• **Task directions**: The required answer is the data below, restated word for word with images omitted.

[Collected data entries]

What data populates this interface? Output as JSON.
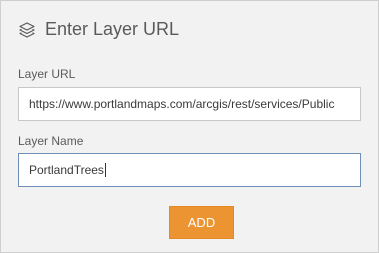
{
  "header": {
    "icon": "layers-icon",
    "title": "Enter Layer URL"
  },
  "url_field": {
    "label": "Layer URL",
    "value": "https://www.portlandmaps.com/arcgis/rest/services/Public"
  },
  "name_field": {
    "label": "Layer Name",
    "value": "PortlandTrees"
  },
  "add_button": {
    "label": "ADD"
  },
  "colors": {
    "panel_bg": "#f2f2f2",
    "accent": "#eb9431",
    "focus_border": "#6f8fb9"
  }
}
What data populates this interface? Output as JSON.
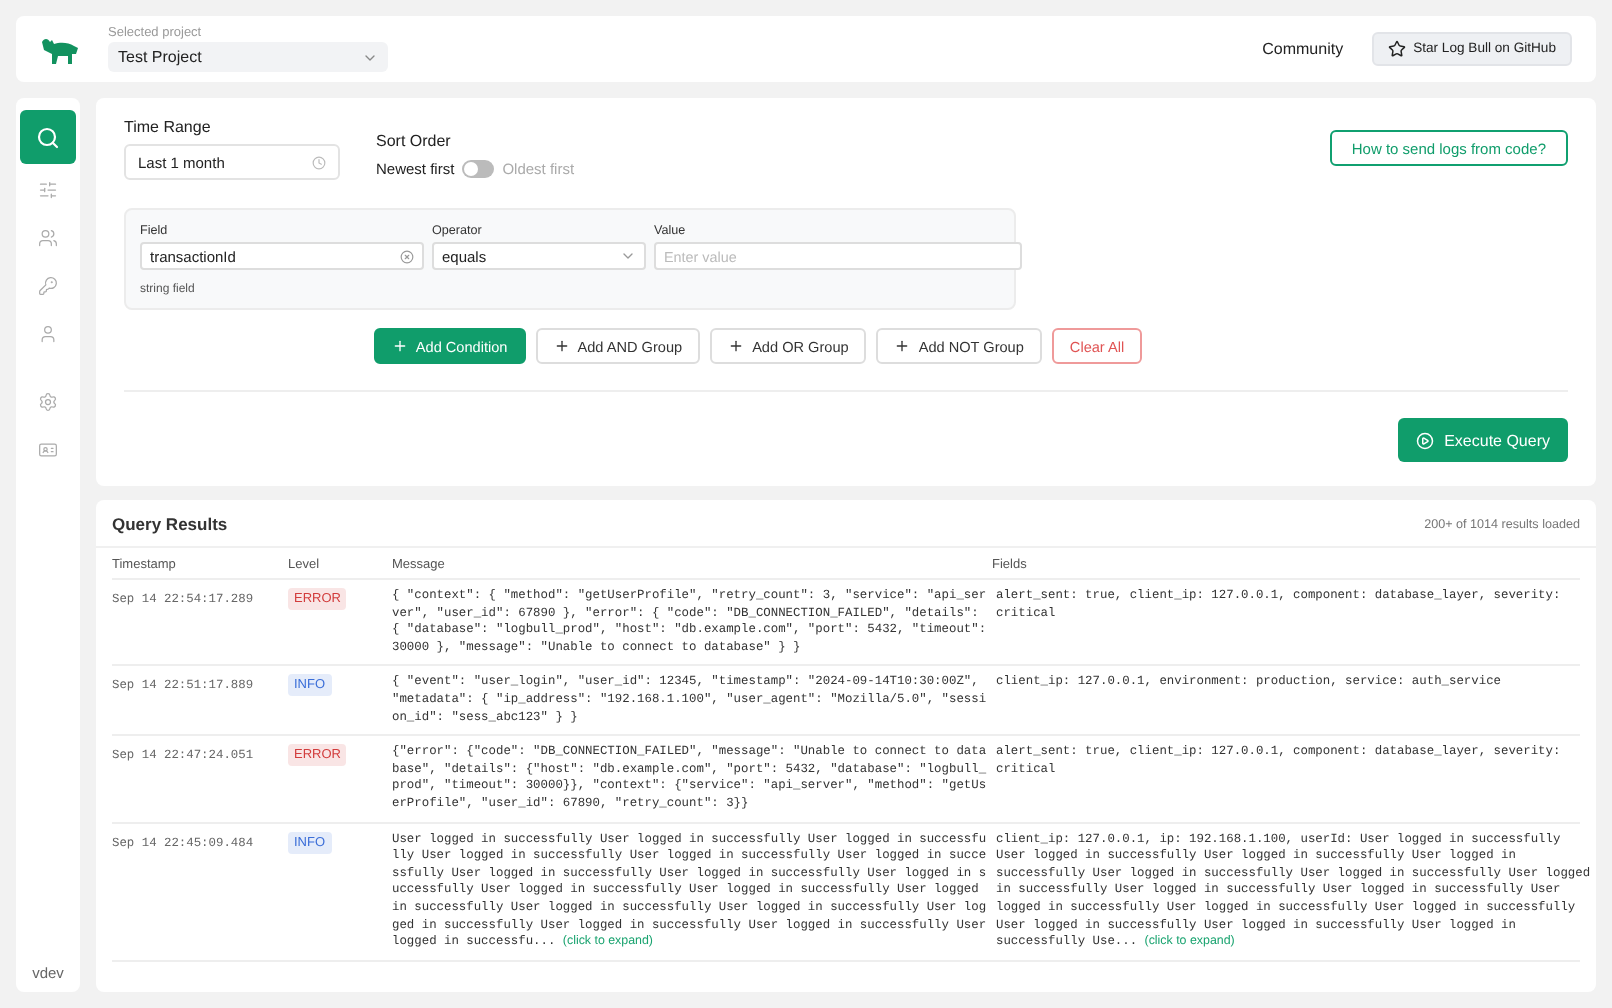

• **Answer below**:
What data populates this interface? Output as JSON.
{
  "header": {
    "icon": "layers-icon",
    "title": "Enter Layer URL"
  },
  "url_field": {
    "label": "Layer URL",
    "value": "https://www.portlandmaps.com/arcgis/rest/services/Public"
  },
  "name_field": {
    "label": "Layer Name",
    "value": "PortlandTrees"
  },
  "add_button": {
    "label": "ADD"
  },
  "colors": {
    "panel_bg": "#f2f2f2",
    "accent": "#eb9431",
    "focus_border": "#6f8fb9"
  }
}
What data populates this interface? Output as JSON.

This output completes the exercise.